#### EXERCISE AIM
Look through the material and copy each line holding "거래량비율".

>>>

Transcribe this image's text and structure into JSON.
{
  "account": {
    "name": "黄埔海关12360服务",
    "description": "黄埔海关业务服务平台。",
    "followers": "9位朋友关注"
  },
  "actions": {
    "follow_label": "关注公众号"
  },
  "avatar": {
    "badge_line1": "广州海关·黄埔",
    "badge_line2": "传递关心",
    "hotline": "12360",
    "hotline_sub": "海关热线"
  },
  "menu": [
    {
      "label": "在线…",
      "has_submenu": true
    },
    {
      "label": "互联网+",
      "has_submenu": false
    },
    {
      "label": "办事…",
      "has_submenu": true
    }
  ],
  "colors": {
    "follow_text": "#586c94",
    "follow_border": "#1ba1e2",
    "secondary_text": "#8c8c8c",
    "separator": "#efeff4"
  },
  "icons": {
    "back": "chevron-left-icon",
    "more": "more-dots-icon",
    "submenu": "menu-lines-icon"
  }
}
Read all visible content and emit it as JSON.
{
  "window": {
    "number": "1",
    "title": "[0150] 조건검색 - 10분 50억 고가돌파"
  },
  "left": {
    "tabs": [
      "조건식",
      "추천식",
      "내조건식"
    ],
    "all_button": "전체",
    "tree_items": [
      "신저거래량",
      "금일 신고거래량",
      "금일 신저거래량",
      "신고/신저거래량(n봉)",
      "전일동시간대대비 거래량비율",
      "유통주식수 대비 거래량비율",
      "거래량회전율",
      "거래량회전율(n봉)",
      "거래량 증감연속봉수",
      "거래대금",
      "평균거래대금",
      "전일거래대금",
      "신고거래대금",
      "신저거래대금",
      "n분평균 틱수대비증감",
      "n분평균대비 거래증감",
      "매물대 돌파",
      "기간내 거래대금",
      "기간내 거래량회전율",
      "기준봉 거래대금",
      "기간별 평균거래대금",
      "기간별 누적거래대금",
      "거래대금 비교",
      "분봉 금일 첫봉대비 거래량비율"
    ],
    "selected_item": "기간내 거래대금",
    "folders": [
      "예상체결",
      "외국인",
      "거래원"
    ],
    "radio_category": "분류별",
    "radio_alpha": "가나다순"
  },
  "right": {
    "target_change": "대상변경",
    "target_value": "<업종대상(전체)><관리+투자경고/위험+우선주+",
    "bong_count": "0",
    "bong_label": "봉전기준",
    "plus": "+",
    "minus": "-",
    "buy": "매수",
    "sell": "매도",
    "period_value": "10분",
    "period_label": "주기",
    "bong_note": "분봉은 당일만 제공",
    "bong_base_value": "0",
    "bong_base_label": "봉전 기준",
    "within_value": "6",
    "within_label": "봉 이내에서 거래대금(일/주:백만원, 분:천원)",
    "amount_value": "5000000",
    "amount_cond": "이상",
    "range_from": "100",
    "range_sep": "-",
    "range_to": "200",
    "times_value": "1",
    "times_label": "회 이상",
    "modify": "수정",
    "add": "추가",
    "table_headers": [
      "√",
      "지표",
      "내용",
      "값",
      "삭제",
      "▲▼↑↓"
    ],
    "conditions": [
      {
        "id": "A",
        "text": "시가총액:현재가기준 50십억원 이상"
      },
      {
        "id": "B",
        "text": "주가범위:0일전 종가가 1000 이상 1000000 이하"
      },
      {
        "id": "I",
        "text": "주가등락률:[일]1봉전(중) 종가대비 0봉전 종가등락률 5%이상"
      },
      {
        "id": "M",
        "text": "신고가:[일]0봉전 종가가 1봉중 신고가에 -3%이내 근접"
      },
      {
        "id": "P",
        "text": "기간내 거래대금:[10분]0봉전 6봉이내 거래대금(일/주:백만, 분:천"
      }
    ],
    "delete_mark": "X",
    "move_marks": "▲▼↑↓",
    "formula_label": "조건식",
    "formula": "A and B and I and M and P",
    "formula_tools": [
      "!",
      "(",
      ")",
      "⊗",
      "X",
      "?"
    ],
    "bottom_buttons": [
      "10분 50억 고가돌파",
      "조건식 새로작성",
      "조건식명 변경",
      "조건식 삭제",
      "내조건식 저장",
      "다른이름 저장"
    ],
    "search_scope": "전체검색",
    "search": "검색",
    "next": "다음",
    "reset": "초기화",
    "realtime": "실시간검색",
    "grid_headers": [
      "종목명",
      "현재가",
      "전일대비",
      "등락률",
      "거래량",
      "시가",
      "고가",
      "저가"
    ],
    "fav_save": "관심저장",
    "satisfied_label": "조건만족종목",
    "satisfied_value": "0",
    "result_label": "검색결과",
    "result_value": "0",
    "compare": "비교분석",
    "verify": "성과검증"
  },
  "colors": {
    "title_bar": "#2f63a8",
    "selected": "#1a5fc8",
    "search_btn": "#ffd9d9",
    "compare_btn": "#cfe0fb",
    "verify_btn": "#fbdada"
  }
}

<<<

#### FINISHED TASK
      "전일동시간대대비 거래량비율",
      "유통주식수 대비 거래량비율",
      "분봉 금일 첫봉대비 거래량비율"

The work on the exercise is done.